BESTie doctoral student Sonia Travaglini’s article in Berkeley Science Review (Thinking inside the cardboard box) is also published in the University of California News and Phys.org. Sonia Travaglini’r research is in sustainable materials and novel mushroom biomaterials. She is on track for receiving a Designated Emphasis (PhD minor) in Development Engineering and is exploring how Engineering can help people around the world. Sonia was recently elected as a Graduate Council representative for the 2017-18 Graduate Assembly.
How do you help someone thousands of miles away in an Indian slum fix their roof, or someone in the African urban jungle access cervical cancer screening? You might think of sending some money, or perhaps supporting some charitable agencies. But in recent years a new solution has emerged — one that empowers as it helps people solve their own problems.
The latest kind of engineering being explored at UC Berkeley helps those in the lowest resource areas of the world by finding ways to solve big problems without needing big resources. This rapidly evolving field is called development engineering, the core concept of which is helping others help themselves. While traditional aid imports finite resources that require an agency to distribute and maintain, development engineering finds new ways for a community to use their resources, knowledge, and people-power in solving their problems. After all, who is more motivated to solve a problem than those affected by it?
UC Berkeley’s long history of philanthropic work has paved the way for engineering solutions in some of the world’s most difficult living conditions. Founded in 2006, the Blum Center for Developing Economies is an interdisciplinary hub that supports and trains scholars across UC Berkeley to apply their skills to helping those who need it most. The development engineering program at UC Berkeley offers practical courses aimed at helping diverse teams of engineers, data scientists, entrepreneurs, and many other specialists figure out new ways of making life better with technology and ideas.
One such class is headed by the Roscoe and Elizabeth Hughes Professor of Mechanical Engineering, Alice Agogino, also the chair of the Development Engineering Graduate Group. “Development engineering is about using ideas and technology to help solve challenging problems using an interdisciplinary approach that builds on and contributes to a research foundation,” says Agogino, who teaches the project-based development engineering seminar course for graduate students. “Solutions have to be self-sustaining. It’s about understanding the whole situation,” she explains.
To empower a community to use the resources they have on hand, development engineers must get into the nuances of the everyday lives of those they aid. Development engineering uses analysis, user research, and design methodology to come up with solutions and then test those solutions to make sure they really work. Development engineers’ solutions are created with first-hand input from people immersed in the community. Exploring the locals’ knowledge and skills enable development engineers to find scalable — and sustainable — solutions.

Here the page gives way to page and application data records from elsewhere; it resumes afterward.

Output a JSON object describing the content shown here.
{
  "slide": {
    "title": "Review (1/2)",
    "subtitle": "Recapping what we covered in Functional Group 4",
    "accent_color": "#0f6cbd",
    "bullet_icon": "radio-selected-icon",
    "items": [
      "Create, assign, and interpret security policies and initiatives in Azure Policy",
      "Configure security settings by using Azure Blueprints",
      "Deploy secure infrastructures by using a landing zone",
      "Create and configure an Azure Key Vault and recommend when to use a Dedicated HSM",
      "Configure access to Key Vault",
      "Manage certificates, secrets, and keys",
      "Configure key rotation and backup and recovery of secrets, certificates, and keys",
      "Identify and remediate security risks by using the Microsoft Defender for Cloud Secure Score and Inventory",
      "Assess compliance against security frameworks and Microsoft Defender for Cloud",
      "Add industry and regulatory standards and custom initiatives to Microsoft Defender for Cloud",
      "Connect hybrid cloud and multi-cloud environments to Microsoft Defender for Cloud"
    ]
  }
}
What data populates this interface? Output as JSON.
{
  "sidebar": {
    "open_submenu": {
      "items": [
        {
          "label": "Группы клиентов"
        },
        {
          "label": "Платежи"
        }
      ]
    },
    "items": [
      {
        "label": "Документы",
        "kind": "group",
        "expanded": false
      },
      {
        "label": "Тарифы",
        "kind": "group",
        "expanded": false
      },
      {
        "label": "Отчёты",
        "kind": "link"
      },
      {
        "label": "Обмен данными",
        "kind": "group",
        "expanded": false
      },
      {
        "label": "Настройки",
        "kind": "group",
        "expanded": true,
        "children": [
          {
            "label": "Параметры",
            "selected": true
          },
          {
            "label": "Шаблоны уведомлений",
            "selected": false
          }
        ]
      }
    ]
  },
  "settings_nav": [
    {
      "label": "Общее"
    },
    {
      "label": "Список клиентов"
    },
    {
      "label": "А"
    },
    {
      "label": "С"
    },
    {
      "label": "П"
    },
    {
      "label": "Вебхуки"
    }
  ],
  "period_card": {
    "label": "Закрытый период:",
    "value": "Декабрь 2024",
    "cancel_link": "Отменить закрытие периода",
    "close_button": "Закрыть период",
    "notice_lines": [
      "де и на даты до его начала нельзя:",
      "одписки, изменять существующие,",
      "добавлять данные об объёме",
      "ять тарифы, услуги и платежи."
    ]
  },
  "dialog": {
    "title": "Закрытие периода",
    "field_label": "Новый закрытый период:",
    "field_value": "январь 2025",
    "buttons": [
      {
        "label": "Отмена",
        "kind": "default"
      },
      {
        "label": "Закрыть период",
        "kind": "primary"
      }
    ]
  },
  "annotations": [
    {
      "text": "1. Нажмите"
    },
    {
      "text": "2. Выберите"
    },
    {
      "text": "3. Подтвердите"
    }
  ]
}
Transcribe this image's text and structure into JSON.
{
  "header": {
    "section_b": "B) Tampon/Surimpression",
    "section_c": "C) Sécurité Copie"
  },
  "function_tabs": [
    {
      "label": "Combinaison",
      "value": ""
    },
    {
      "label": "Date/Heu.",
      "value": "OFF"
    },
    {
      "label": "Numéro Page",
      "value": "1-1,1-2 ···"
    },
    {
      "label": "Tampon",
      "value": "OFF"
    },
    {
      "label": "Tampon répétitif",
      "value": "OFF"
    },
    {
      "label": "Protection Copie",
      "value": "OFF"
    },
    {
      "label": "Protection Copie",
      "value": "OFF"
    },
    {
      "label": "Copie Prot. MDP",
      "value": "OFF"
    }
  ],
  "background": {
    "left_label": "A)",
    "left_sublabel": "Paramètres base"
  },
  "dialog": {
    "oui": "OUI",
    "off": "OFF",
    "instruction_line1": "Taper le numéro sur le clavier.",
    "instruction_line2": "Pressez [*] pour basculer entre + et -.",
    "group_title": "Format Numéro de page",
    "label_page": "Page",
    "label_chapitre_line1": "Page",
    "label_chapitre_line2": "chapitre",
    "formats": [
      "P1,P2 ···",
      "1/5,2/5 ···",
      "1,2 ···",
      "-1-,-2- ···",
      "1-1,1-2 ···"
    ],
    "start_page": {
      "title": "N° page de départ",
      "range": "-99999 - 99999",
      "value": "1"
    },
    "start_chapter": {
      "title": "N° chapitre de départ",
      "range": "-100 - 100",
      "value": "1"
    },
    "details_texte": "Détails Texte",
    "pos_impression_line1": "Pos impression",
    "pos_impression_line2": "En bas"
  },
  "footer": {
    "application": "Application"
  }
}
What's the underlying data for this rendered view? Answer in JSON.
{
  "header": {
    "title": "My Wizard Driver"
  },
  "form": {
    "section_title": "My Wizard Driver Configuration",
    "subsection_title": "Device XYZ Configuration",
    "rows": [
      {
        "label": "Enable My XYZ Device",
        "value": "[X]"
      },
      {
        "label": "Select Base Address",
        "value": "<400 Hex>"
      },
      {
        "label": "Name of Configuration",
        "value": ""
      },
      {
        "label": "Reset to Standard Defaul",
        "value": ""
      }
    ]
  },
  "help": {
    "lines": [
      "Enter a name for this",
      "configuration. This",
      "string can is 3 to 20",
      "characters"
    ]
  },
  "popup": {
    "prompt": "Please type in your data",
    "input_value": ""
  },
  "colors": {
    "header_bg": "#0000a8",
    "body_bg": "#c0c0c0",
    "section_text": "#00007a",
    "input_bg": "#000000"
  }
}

VIA screening traditionally relies on community doctors or local medical staff to screen for cervical cancer. Development engineers created a kit, called Visualize, that teaches anyone how to use the VIA screen. This kit allows local midwives to screen for cervical cancer. Image by Ashley Truxal.
Julia Kramer’s research on VIA cervical cancer screening to rural communities is also highlighted:
Recently, a team of development engineers has been working to enable women to monitor their cervical health even without trained medical staff. The UC Berkeley team is led by Julia Kramer, a graduate student in the UC Berkeley Haas School of Business, who co-founded Visualize, a project to design and implement training for VIA cervical cancer screening in Africa. What began as immersive research project in Ghana led to an idea to empower local women by training midwives to screen for cervical cancer. While several organizations have worked to bring VIA cervical cancer screening to rural communities, none have taken the novel approach of empowering midwives. Midwives are traditional providers of reproductive healthcare in these communities, and by developing a technology to train them in the VIA screening methods, women can effectively help other women prevent cancer.
Featured image: Sonia Travaglini, credit Dan Lurie